You are posing an excellent question and one that does not have an easy answer.  There is a hereditary component to alcoholism, addiction and many mental illnesses.  Of course, not everyone who develops depression, an anxiety disorder of other psychological problem has a history of mental illness in their family.  Still, the percentage of individuals likely to develop these kinds of problems is definitely higher when there is a family history.

Few people really take this into account when planning to have a family, but it is an important thing to keep in mind.  Couples in which one member’s family has a history of mental illness and the other spouse’s family does not have less of a chance of encountering these issues with their biological children than couples where both families have such histories.  So part of the answer depends on whether your partner also has this family history.

There is no way of guessing whether one or more of your children will suffer from a serious or disabling mental condition. Children may seem healthy and function well in childhood, but carry a genetic vulnerability or predisposition to depression, bipolar illness, or other conditions. Many of these problems do not manifest until adulthood and sometimes emerge in response to an extraordinary stressor or trauma in the person’s life.

Despite the unpredictability of whether your child is individually vulnerable, there are some things you can do to influence the likelihood of these problems manifesting in your child.  Good prenatal care and infant care are very important both for the healthy physical and psychological development of the child. A loving and well-educated approach to parenting the child throughout their young life also gives your child an advantage in dealing with an illness should it arise later in life.

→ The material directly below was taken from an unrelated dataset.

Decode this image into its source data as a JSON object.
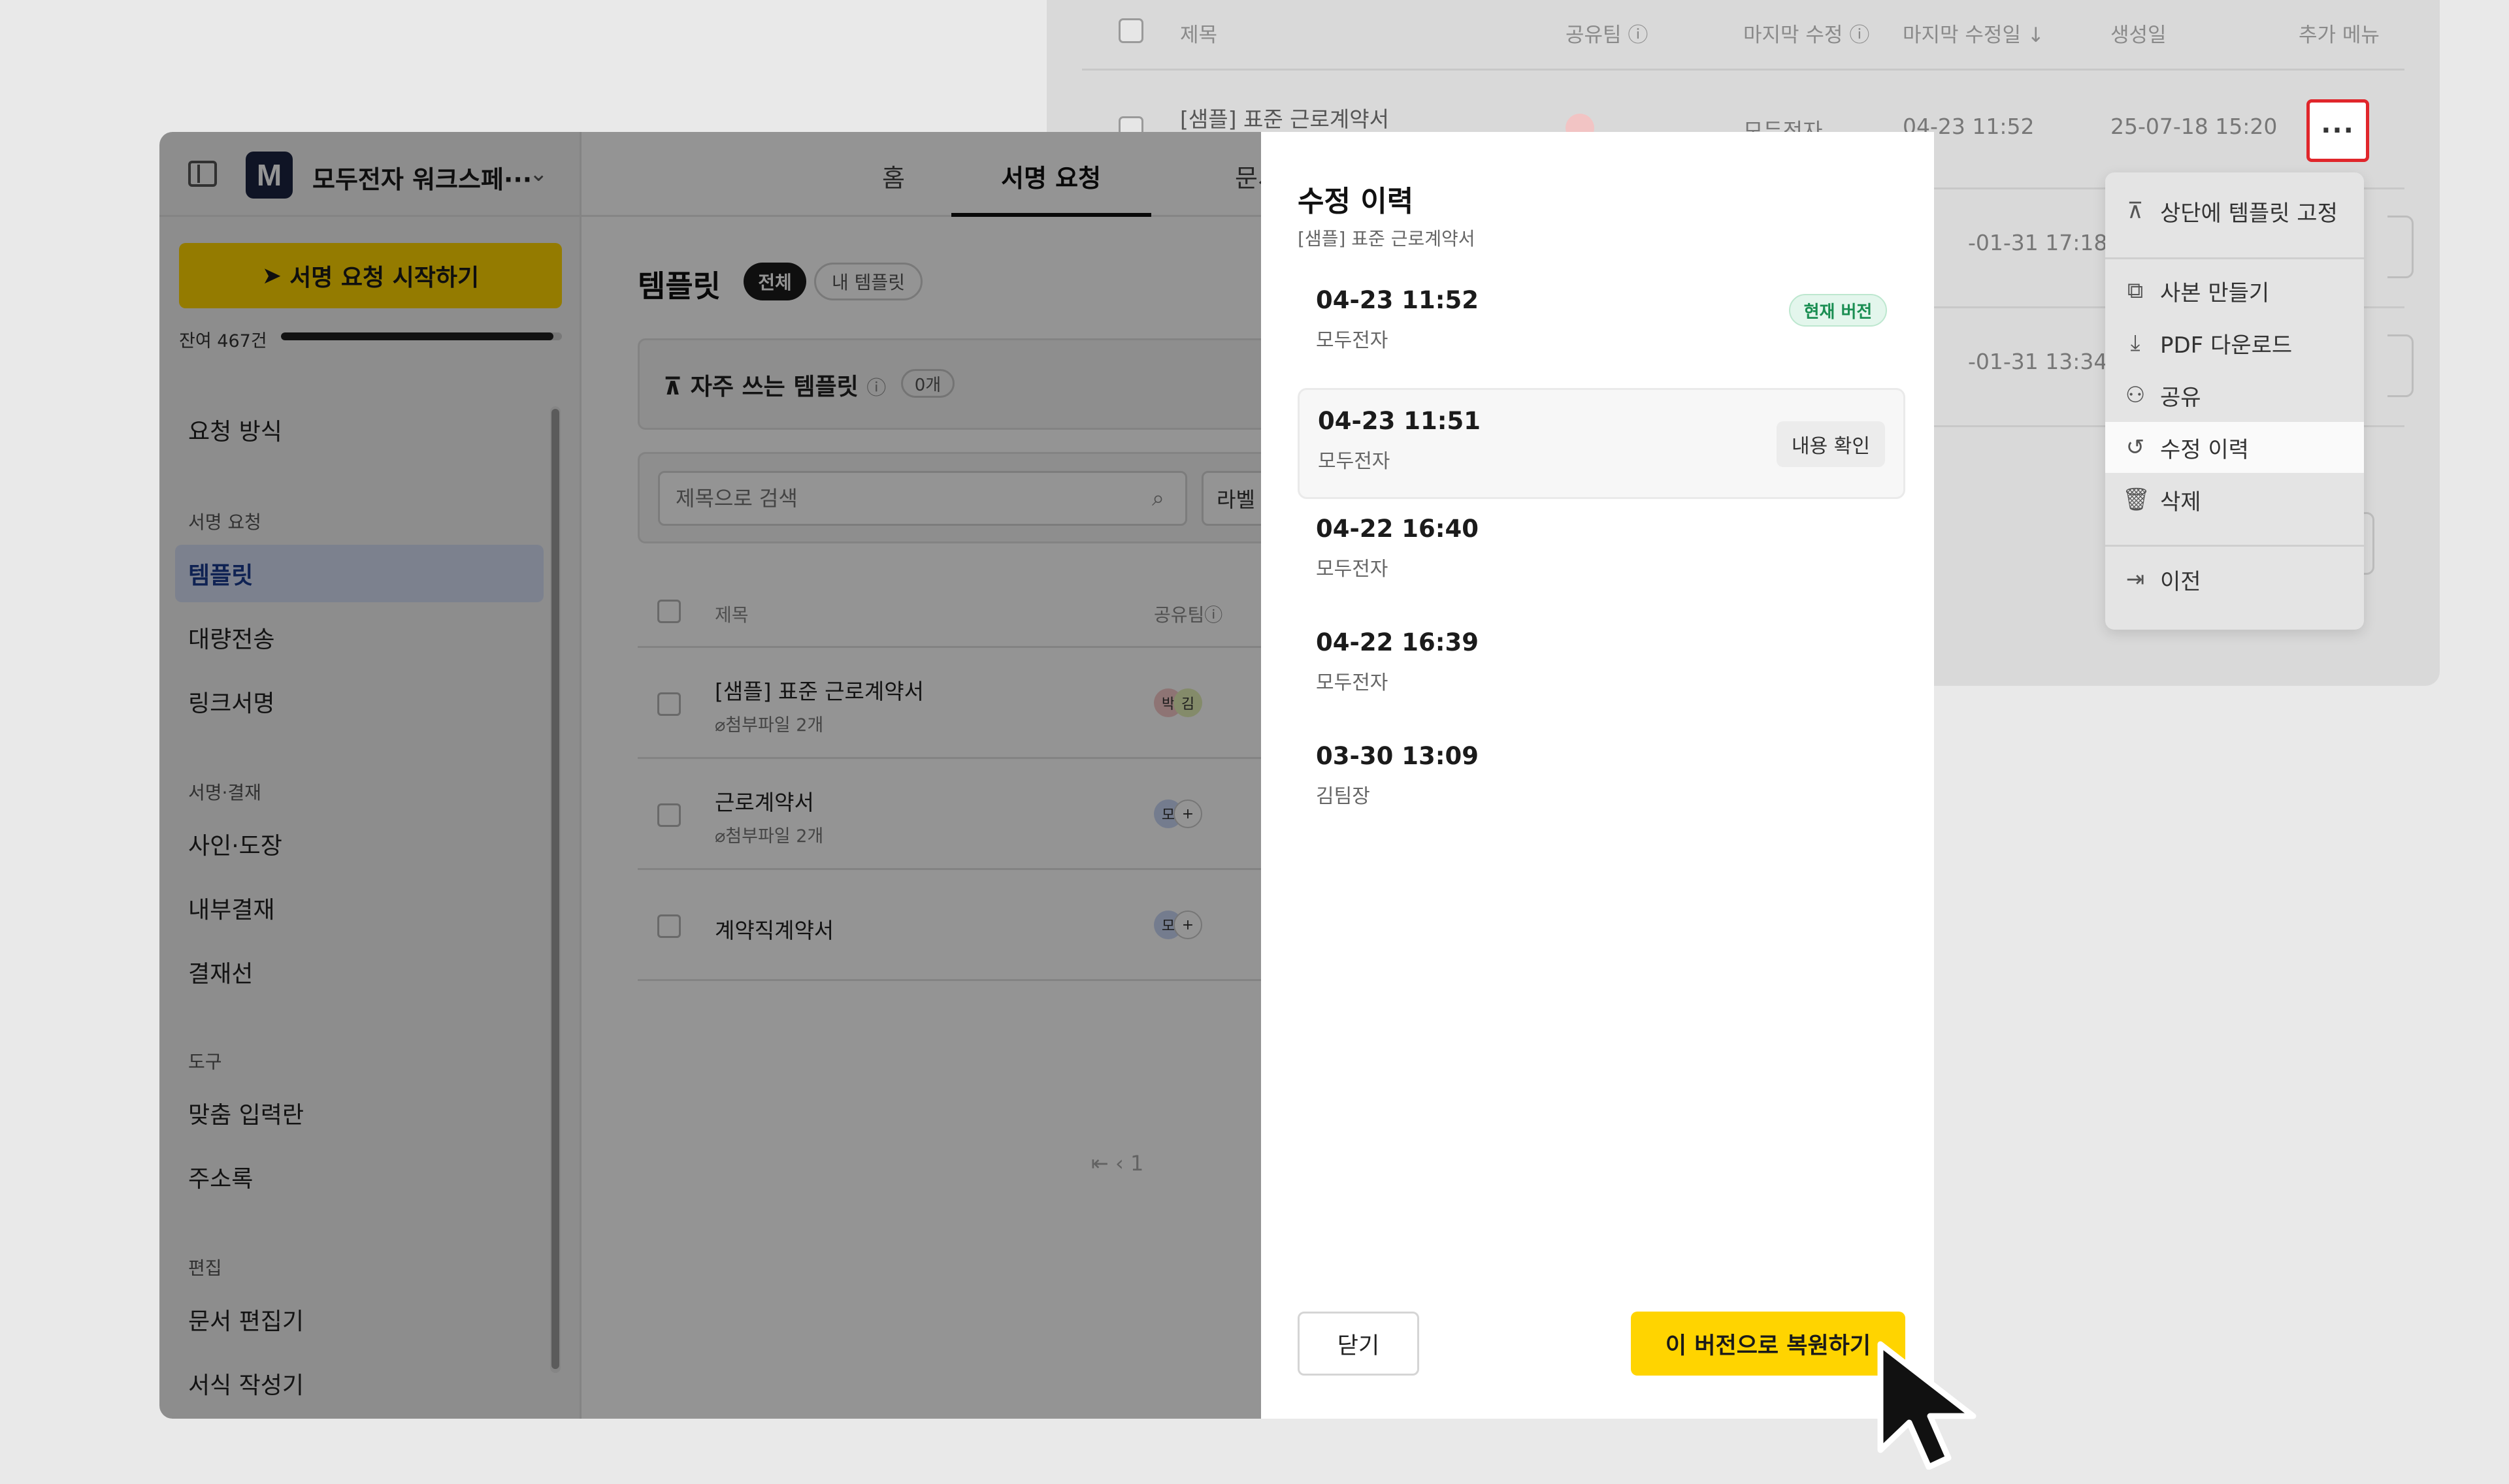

At an age-appropriate juncture, it would be wise to talk honestly and non-judgmentally about the family’s history of mental problems just as you might discuss a history of heart disease or diabetes in your family, conditions which also have a hereditary component.  The important thing is to let your child know about the existence of this history and to let them know that while they are unlikely to develop such a problem, it is important that if they start to feel like they are having trouble coping or turning to substances to cope, they should pay attention and talk to you about it sooner rather than later because there are treatments that can nip these problems in the bud. This can save you and your child many days, months or years of suffering.

It is not necessary to avoid having children because of having such a family history, but this is a very individual decision. Some people don’t want to take the chance of passing these difficulties along to any offspring they may have biologically.  Adoption is also an option for creating a family, but it is just as important to know health and mental health histories of the biological parents of an adopted child as it is for thinking through the decision to have biological children.  All in all, having children is always risky, but most people decide it is well worth all that is sacrificed and all that is not known to have the joy of creating a family.